DIEP Flap Procedures Pioneered By Dr. Robert Allen
“Perforator flaps represent the state of the art in breast reconstruction. Replacing the skin and soft tissue removed at mastectomy with soft, warm, living tissue is accomplished by borrowing skin and fatty tissue from the abdomen.
A slim incision along the bikini line is made much like that used for a tummy tuck. The necessary skin, soft tissue, and tiny feeding blood vessels are removed. These tiny blood vessels are matched to supplying vessels at the mastectomy site and reattached under a microscope.
Unlike conventional TRAM flap reconstructions, use of our refined perforator flap techniques allow for collection of this tissue without sacrifice of underlying abdominal muscles. This tissue is then surgically transformed into a new breast mound. The abdomen is the most common donor site, since excess fat and skin are usually found in this area. In addition to reconstructing the breast the contour of the abdomen is often improved much like a tummy tuck.
Restoration of the nipple and areola follow. Scars fade substantially with time. For many women the reconstructed breast may be firmer and have a more youthful appearance than their natural breasts.”
One reconstructive option to consider is having a new breast constructed using your own tissue. The tissue may come from your abdomen, buttock or thighs and consists of only fat and skin without the need to sacrifice important muscles. These leading-edge procedures are becoming the benchmark of breast reconstruction in the United States and have been performed in Europe for many years with excellent results. Over the years, the procedures have been refined to provide patients with a more natural result.

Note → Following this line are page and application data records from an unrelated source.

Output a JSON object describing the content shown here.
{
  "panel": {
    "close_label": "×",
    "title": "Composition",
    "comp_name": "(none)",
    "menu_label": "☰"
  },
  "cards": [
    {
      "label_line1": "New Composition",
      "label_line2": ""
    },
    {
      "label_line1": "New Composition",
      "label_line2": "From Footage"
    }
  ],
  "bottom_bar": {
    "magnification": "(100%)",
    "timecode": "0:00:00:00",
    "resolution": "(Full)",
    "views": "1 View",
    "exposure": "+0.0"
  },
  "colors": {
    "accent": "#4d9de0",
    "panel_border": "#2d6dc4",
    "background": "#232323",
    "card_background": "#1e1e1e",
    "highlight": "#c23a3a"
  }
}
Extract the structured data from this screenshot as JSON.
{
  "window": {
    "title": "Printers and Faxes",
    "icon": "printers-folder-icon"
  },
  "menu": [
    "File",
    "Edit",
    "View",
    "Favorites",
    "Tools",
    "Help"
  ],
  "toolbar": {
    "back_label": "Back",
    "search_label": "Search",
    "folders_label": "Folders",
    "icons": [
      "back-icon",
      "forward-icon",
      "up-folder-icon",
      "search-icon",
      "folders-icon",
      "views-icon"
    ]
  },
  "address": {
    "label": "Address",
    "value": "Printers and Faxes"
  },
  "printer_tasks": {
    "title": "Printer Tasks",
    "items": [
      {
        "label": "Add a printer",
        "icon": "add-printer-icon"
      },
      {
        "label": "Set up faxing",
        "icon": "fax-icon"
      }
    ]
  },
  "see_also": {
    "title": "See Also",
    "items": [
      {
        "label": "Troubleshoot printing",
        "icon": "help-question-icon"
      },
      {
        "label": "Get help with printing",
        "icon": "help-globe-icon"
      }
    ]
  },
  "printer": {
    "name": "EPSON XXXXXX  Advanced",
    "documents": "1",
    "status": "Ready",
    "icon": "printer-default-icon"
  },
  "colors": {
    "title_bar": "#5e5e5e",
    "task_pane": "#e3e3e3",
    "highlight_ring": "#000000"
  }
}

For some women the blood vessels just under the skin in the lower abdomen may be chosen as the feeding vessels for the required tissue. The procedure is otherwise the same as the DIEP flap.
This procedure allows the surgeon to use fat and skin from the posterior thigh underneath the buttock crease for your breast reconstruction. The main advantage of this procedure is the donor site scar falls in the crease of the buttock. This procedure is optimal for patients who have had previous surgery that precludes the use of the abdomen as a donor site.

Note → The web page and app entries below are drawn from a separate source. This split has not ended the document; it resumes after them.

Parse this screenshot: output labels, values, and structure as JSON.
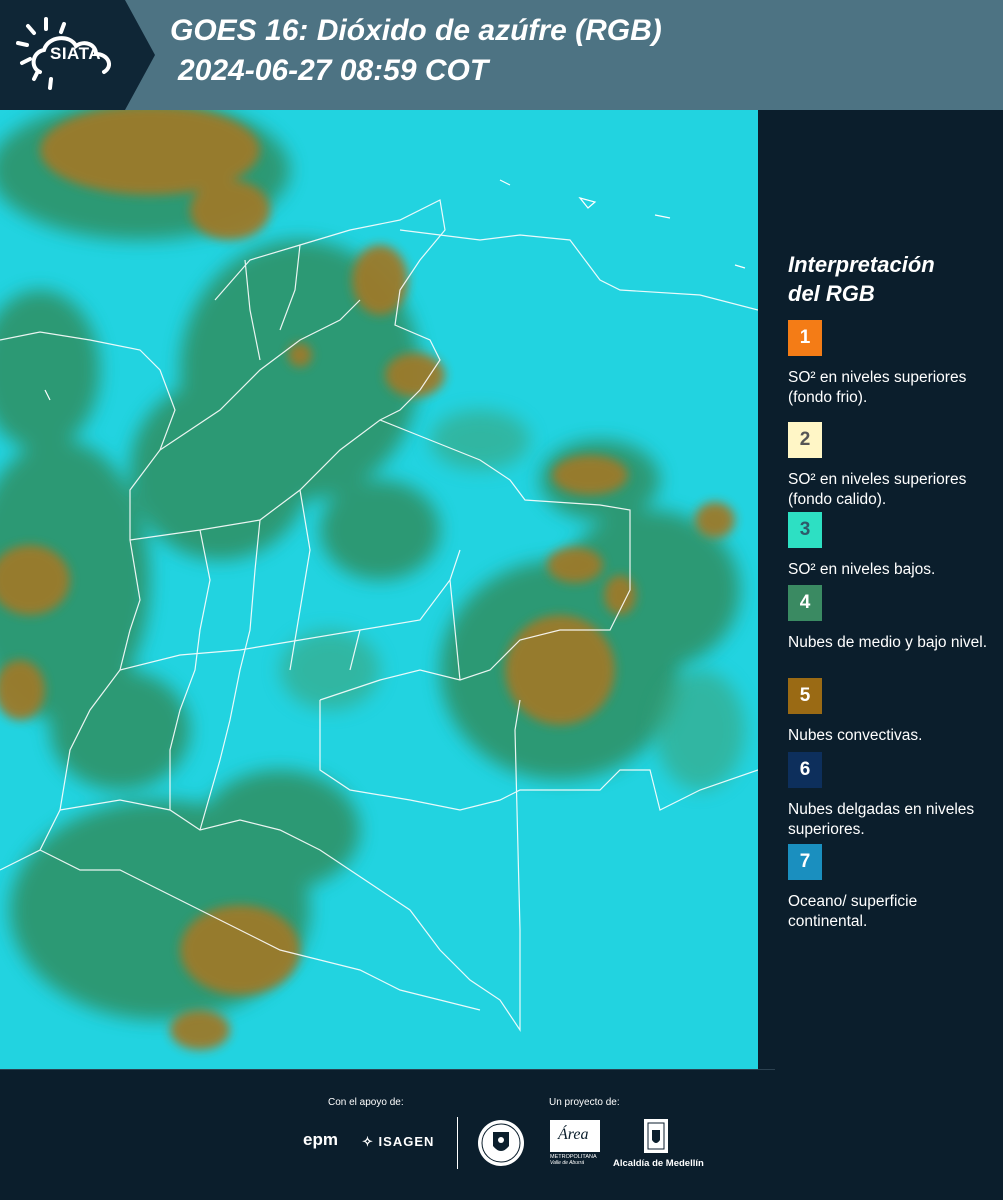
{
  "header": {
    "logo_text": "SIATA",
    "title_line1": "GOES 16: Dióxido de azúfre (RGB)",
    "title_line2": "2024-06-27 08:59 COT"
  },
  "map": {
    "icon": "satellite-rgb-map",
    "colors": {
      "surface": "#22d3e0",
      "green": "#2f8f62",
      "brown": "#9c7a2a"
    }
  },
  "legend": {
    "title_line1": "Interpretación",
    "title_line2": "del RGB",
    "items": [
      {
        "number": "1",
        "label": "SO² en niveles superiores (fondo frio).",
        "color": "#f47c16",
        "text_color": "#ffffff"
      },
      {
        "number": "2",
        "label": "SO² en niveles superiores (fondo calido).",
        "color": "#fff6c6",
        "text_color": "#555555"
      },
      {
        "number": "3",
        "label": "SO² en niveles bajos.",
        "color": "#2de0c3",
        "text_color": "#2e5a6a"
      },
      {
        "number": "4",
        "label": "Nubes de medio y bajo nivel.",
        "color": "#3a8a62",
        "text_color": "#ffffff"
      },
      {
        "number": "5",
        "label": "Nubes convectivas.",
        "color": "#9a6a14",
        "text_color": "#ffffff"
      },
      {
        "number": "6",
        "label": "Nubes delgadas en niveles superiores.",
        "color": "#0d2f5c",
        "text_color": "#ffffff"
      },
      {
        "number": "7",
        "label": "Oceano/ superficie continental.",
        "color": "#1a8fbf",
        "text_color": "#ffffff"
      }
    ]
  },
  "footer": {
    "support_label": "Con el apoyo de:",
    "project_label": "Un proyecto de:",
    "epm": "epm",
    "isagen": "ISAGEN",
    "area_logo_text": "Área",
    "area_subtext": "METROPOLITANA",
    "area_subtext2": "Valle de Aburrá",
    "alcaldia": "Alcaldía de Medellín"
  }
}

Fatty tissue can be used from the abdomen (DIEP Flap), the back of the thigh (PAP Flap), the hips (LAP Flap) and the buttock region (GAP Flap). More and more we are also performing Stacked flaps, where we combine tissues from different parts of the body in tandem to reconstruct the breasts. The advantage is the use of the DIEP is a vascular carrier for these other flaps which at times have smaller blood vessels. The results are amazing and our patients are very satisfied.
Our newest development, the In-The-Crease IGAP is an excellent option for many women. Excess skin and fat are borrowed from the inferior buttock, leaving an improvement in buttock shape, and a scar that is completely hidden
For the thin woman or those with otherwise inadequate tummy tissue, the breast may be reconstructed with tissue borrowed from the gluteal area. Skin, fat, and the tiny feeding blood vessels are taken using a fine incision along the panty line.
The TUG flap is an advanced microsurgical procedure where gracilis (inner thigh) tissue, namely skin and fat, is transferred to the chest wall to reconstruct a breast that has been removed by mastectomy.